[REQUIREMENT] Where "Contoso" occurs in a line of the entries below, copy that line.

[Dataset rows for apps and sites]
━━━━━━━━━━━━━━━━

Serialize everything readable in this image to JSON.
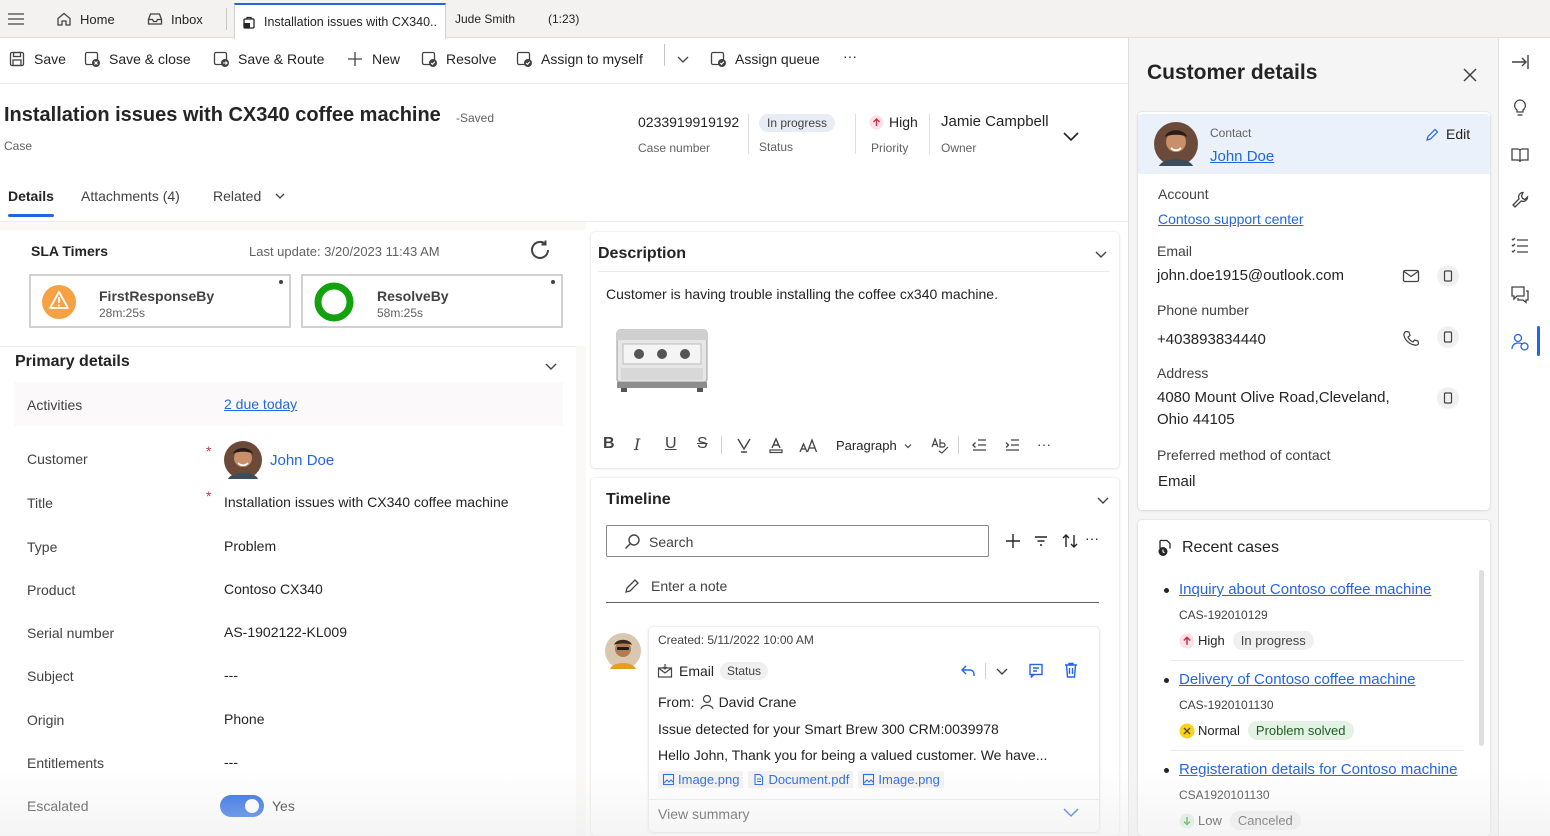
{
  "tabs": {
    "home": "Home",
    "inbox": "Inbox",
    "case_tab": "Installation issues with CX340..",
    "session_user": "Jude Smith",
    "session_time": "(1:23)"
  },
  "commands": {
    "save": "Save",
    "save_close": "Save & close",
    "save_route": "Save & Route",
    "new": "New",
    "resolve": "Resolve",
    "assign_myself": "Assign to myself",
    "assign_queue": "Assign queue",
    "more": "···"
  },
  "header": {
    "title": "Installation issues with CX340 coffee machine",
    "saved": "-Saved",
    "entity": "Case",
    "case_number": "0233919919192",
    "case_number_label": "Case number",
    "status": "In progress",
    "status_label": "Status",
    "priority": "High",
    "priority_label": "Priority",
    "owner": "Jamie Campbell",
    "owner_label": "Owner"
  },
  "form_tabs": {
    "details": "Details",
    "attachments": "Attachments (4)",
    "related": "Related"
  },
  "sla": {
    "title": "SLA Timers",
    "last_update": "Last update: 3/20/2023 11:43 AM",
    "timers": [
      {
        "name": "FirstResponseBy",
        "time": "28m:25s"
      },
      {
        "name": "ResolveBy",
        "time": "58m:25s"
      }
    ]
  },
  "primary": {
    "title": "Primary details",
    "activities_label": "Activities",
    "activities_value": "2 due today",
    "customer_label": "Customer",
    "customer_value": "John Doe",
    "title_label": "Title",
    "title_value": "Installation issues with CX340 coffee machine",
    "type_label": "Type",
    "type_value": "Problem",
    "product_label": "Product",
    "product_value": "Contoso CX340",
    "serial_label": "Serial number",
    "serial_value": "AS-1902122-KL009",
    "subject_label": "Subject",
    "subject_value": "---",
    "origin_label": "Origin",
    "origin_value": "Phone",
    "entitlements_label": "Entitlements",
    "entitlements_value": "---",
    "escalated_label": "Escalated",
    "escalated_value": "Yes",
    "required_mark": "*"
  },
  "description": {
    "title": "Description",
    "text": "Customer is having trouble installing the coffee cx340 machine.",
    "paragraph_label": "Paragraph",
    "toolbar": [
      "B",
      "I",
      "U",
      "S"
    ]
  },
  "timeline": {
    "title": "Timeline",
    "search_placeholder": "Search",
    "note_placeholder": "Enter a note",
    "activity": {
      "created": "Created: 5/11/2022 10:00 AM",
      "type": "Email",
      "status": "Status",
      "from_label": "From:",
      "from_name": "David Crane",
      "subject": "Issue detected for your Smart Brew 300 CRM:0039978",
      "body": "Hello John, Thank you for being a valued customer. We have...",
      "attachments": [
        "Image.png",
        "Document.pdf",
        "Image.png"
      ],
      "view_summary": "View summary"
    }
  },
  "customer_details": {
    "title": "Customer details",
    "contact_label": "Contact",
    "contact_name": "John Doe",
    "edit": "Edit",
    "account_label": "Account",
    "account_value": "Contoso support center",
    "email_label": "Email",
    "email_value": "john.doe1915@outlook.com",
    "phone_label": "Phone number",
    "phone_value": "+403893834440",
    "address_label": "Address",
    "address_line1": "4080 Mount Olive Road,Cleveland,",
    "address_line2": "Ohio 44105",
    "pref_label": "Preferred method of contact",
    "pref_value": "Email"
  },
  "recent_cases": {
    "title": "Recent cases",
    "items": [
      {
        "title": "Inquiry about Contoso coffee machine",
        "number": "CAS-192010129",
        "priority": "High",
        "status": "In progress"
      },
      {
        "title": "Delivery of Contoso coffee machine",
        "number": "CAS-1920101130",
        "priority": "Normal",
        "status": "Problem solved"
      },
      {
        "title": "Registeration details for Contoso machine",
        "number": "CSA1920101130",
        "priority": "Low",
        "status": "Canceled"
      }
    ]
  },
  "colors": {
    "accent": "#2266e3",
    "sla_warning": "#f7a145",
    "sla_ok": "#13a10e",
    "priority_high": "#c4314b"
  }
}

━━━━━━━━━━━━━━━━

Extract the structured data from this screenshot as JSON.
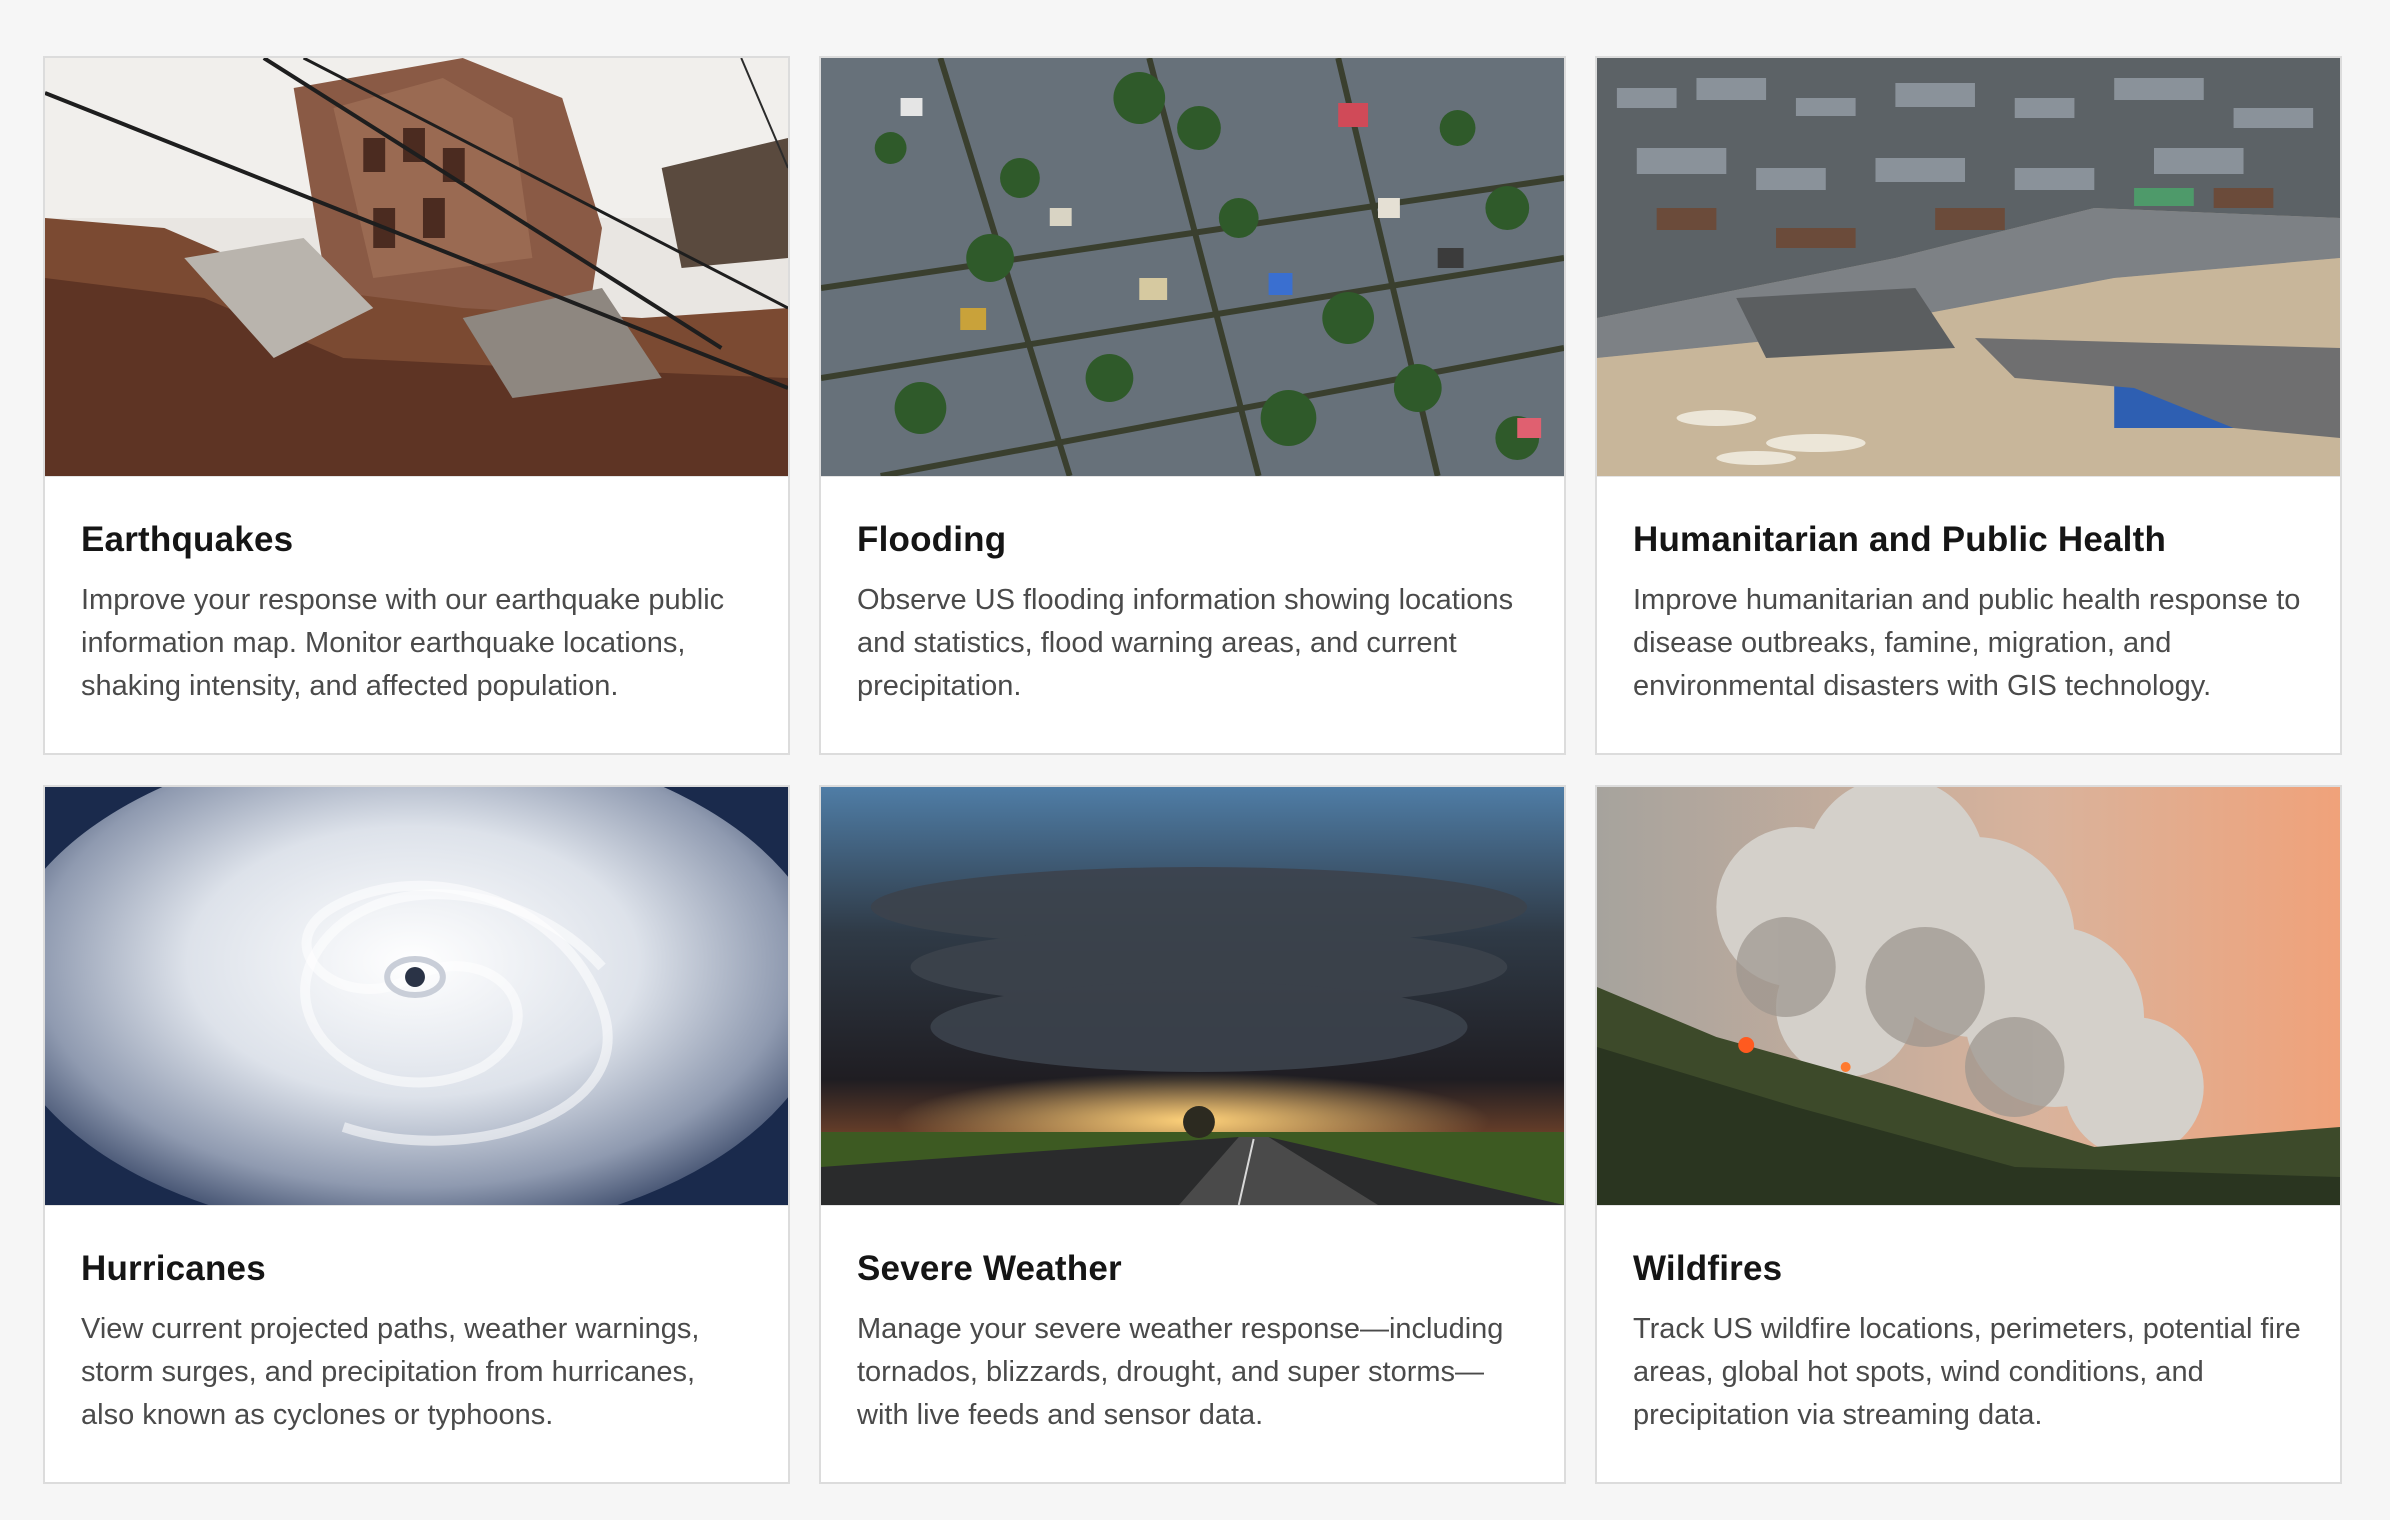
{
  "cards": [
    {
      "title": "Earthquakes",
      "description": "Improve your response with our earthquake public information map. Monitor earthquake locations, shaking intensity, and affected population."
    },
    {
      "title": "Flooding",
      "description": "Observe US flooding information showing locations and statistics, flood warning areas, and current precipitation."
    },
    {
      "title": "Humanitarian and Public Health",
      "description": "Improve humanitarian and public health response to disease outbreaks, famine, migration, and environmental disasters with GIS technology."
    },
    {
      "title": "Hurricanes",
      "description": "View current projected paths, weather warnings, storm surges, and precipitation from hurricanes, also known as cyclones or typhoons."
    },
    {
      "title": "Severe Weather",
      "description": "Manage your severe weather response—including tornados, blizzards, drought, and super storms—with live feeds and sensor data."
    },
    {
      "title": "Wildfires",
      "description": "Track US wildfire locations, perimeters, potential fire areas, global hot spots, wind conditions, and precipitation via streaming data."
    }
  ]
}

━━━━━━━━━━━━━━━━

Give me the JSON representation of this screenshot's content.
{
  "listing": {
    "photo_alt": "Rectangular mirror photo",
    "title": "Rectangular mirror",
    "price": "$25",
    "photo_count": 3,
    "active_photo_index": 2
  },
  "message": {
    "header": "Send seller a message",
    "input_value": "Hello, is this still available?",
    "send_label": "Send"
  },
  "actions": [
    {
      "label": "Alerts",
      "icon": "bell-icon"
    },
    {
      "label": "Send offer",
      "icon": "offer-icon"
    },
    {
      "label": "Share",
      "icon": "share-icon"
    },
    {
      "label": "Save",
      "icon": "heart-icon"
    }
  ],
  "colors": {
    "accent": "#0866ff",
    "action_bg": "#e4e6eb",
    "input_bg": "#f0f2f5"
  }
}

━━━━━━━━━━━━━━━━

[ANSWER FOR THIS EXERCISE]
    "product_value": "Contoso CX340",
    "account_value": "Contoso support center",
        "title": "Inquiry about Contoso coffee machine",
        "title": "Delivery of Contoso coffee machine",
        "title": "Registeration details for Contoso machine",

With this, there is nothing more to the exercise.